Suigei Tokubetsu Junmai “Drunken Whale”.
From Kochi prefecture, which has the dubious honor of having the highest per-capita consumption of sake in Japan. I am not sure which came first, demand or style, but sake from Kochi tends to be really clean and dry, even though the prefecture is really far southwest and sake from the surrounding regions tend to be much richer. This one is perfectly clean and goes down like water. Great as an aperitif or paired with lighter fare and ideally suited for people who are into “clean and crisp” beverages – pilsner, vodka, Pinot Grigio.
Mizuno Shirabe Ginjo “Harmony of Water”.
Kyoto has some of the softest water in all of Japan, and this is the sake that, in my mind, most clearly conveys the relationship between the relative hardness of the water used in production and the resulting sake. It is delicate and soft, the Japanese would describe it as “feminine”. It has a very subtle golden spoon fruitiness and a round mid-palate that speaks quietly of the rice without being heavy or rustic. Its texture is soft and almost evanescent and seems to dissipate through one’s upper palate – the tell-tale sign of soft water.
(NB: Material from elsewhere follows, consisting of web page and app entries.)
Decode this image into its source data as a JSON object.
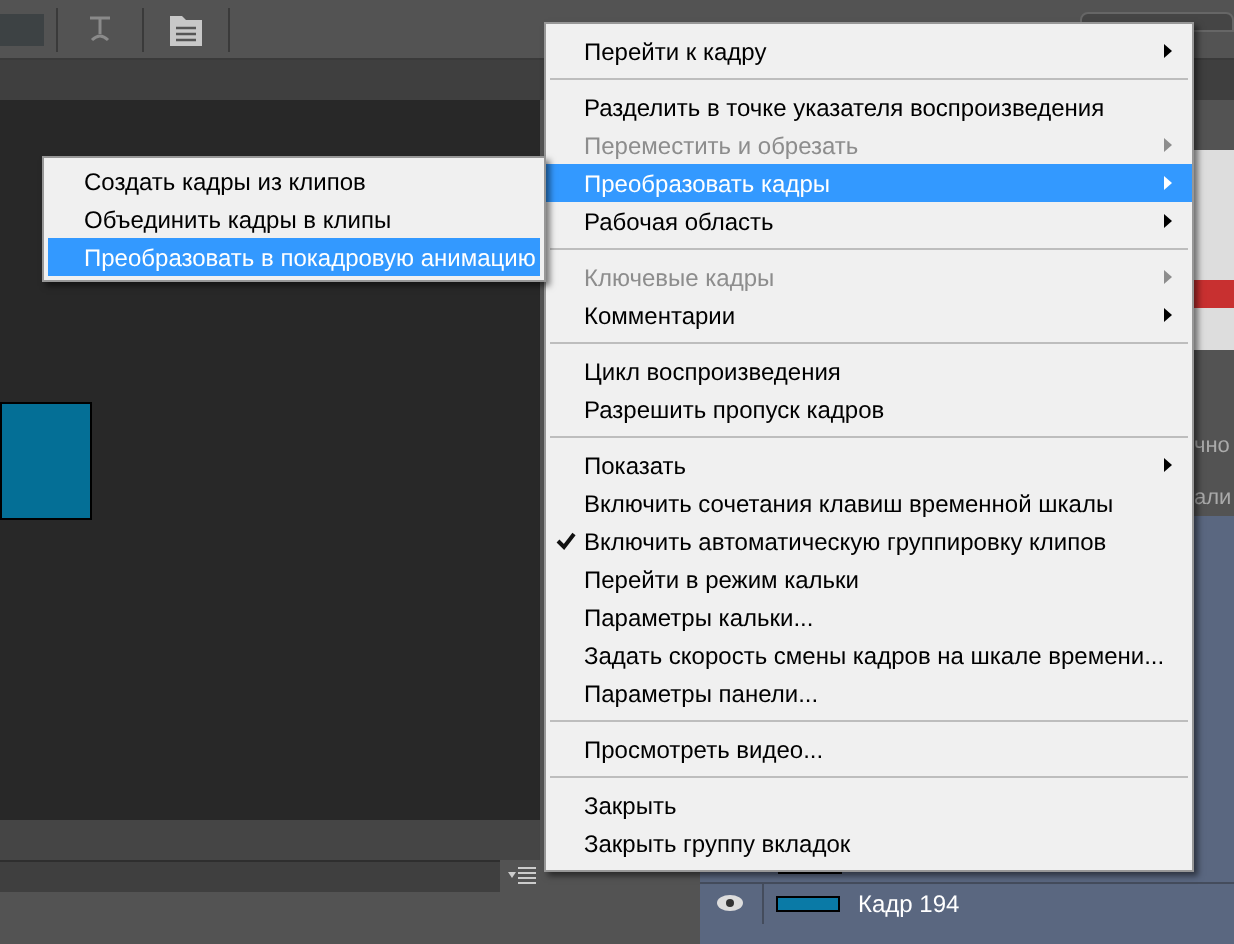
{
  "context_menu": {
    "items": [
      {
        "kind": "item",
        "label": "Перейти к кадру",
        "submenu": true,
        "disabled": false,
        "selected": false,
        "checked": false
      },
      {
        "kind": "separator"
      },
      {
        "kind": "item",
        "label": "Разделить в точке указателя воспроизведения",
        "submenu": false,
        "disabled": false,
        "selected": false,
        "checked": false
      },
      {
        "kind": "item",
        "label": "Переместить и обрезать",
        "submenu": true,
        "disabled": true,
        "selected": false,
        "checked": false
      },
      {
        "kind": "item",
        "label": "Преобразовать кадры",
        "submenu": true,
        "disabled": false,
        "selected": true,
        "checked": false
      },
      {
        "kind": "item",
        "label": "Рабочая область",
        "submenu": true,
        "disabled": false,
        "selected": false,
        "checked": false
      },
      {
        "kind": "separator"
      },
      {
        "kind": "item",
        "label": "Ключевые кадры",
        "submenu": true,
        "disabled": true,
        "selected": false,
        "checked": false
      },
      {
        "kind": "item",
        "label": "Комментарии",
        "submenu": true,
        "disabled": false,
        "selected": false,
        "checked": false
      },
      {
        "kind": "separator"
      },
      {
        "kind": "item",
        "label": "Цикл воспроизведения",
        "submenu": false,
        "disabled": false,
        "selected": false,
        "checked": false
      },
      {
        "kind": "item",
        "label": "Разрешить пропуск кадров",
        "submenu": false,
        "disabled": false,
        "selected": false,
        "checked": false
      },
      {
        "kind": "separator"
      },
      {
        "kind": "item",
        "label": "Показать",
        "submenu": true,
        "disabled": false,
        "selected": false,
        "checked": false
      },
      {
        "kind": "item",
        "label": "Включить сочетания клавиш временной шкалы",
        "submenu": false,
        "disabled": false,
        "selected": false,
        "checked": false
      },
      {
        "kind": "item",
        "label": "Включить автоматическую группировку клипов",
        "submenu": false,
        "disabled": false,
        "selected": false,
        "checked": true
      },
      {
        "kind": "item",
        "label": "Перейти в режим кальки",
        "submenu": false,
        "disabled": false,
        "selected": false,
        "checked": false
      },
      {
        "kind": "item",
        "label": "Параметры кальки...",
        "submenu": false,
        "disabled": false,
        "selected": false,
        "checked": false
      },
      {
        "kind": "item",
        "label": "Задать скорость смены кадров на шкале времени...",
        "submenu": false,
        "disabled": false,
        "selected": false,
        "checked": false
      },
      {
        "kind": "item",
        "label": "Параметры панели...",
        "submenu": false,
        "disabled": false,
        "selected": false,
        "checked": false
      },
      {
        "kind": "separator"
      },
      {
        "kind": "item",
        "label": "Просмотреть видео...",
        "submenu": false,
        "disabled": false,
        "selected": false,
        "checked": false
      },
      {
        "kind": "separator"
      },
      {
        "kind": "item",
        "label": "Закрыть",
        "submenu": false,
        "disabled": false,
        "selected": false,
        "checked": false
      },
      {
        "kind": "item",
        "label": "Закрыть группу вкладок",
        "submenu": false,
        "disabled": false,
        "selected": false,
        "checked": false
      }
    ]
  },
  "submenu": {
    "items": [
      {
        "label": "Создать кадры из клипов",
        "selected": false
      },
      {
        "label": "Объединить кадры в клипы",
        "selected": false
      },
      {
        "label": "Преобразовать в покадровую анимацию",
        "selected": true
      }
    ]
  },
  "layers_panel": {
    "header_fragments": [
      "чно",
      "али"
    ],
    "layers": [
      {
        "name": "Кадр 194"
      }
    ]
  }
}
It is a really pretty sake, and perfect for first-time or novice sake drinkers because it’s so approachable.
From the Nakao brewery in Hiroshima, a brewery that has always been at the forefront of yeast and fermentation research, and which also produces our most expensive sake, the Maboroshi Junmai Daiginjo “Mystery”. In the early 1940’s the brewery’s president (grandfather the current president) had been conducting some yeast research in conjunction with the National Research Institute of Brewing, and after evaluating over 2000 strains he was able to isolate a specific strain of yeast that had very powerful fermentation capabilities and yielded an intensely fragrant sake. Because they were later able to propagate the yeast onto apple rinds, the yeast is now called Apple Yeast. The importer convinced the current president to bring back his grandfather’s original recipe, and that is what the Joto Daiginjo is – the original Apple Yeast sake. It has a bright and very persistent fragrant character, a fruity palate, and silky mouth-feel. It is delicious and a bargain for a textbook example of a Daiginjo.
Watari Bune Junmai Ginjo “Ferry Boat”.
Watari Bune is a heirloom strain of sake rice, one of the last remaining non-hybrids, and a parent to Yamadanishiki. It fell out of favor because it is a lot taller than most modern strains, and ripens much later, often going into October, and those two factors make it susceptible to mosquitoes and typhoons. Bringing it back into production was a labor of love and persistence. It took about 2 years for the brewer to hunt down seedlings and convince the government officials in charge to give him some, and then, starting with only 14 grams of seedlings, it took 3 years to grow enough rice to be able to make a tank of sake. Along the way, he also had to convince some local farmers to grow the rice for him, and had them trained by an expert on the rice strain – 35 years later they still tend the rice paddies. The sake is really fragrant and complex, with layers of flavor that open up as the sake warms up a bit. It is unique and elegant and a great discovery for wine drinkers that prefer the aromatic qualities of wines like Riesling or Gewurtztraminer.
Mutemuka Junmai Muroka Nama Genshu “Mutemuka”.
Back to Kochi for something really different. The Mutemuka brewery has been around for over 100 years, and is a pioneer in organic farming. This sake is unpasteurized and undiluted, and is not subjected to charcoal filtering; further, it is aged at room temperature for a year before being shipped. In consequence, it is dense and has an opulent, savory quality – cocoa and nuts, and earthy, mouth-filling umami. This is the sake for rich and hearty food – Indian, Mole, grilled anything. Intense and deep, it is a meat-lover’s, whiskey and stout drinker’s sake.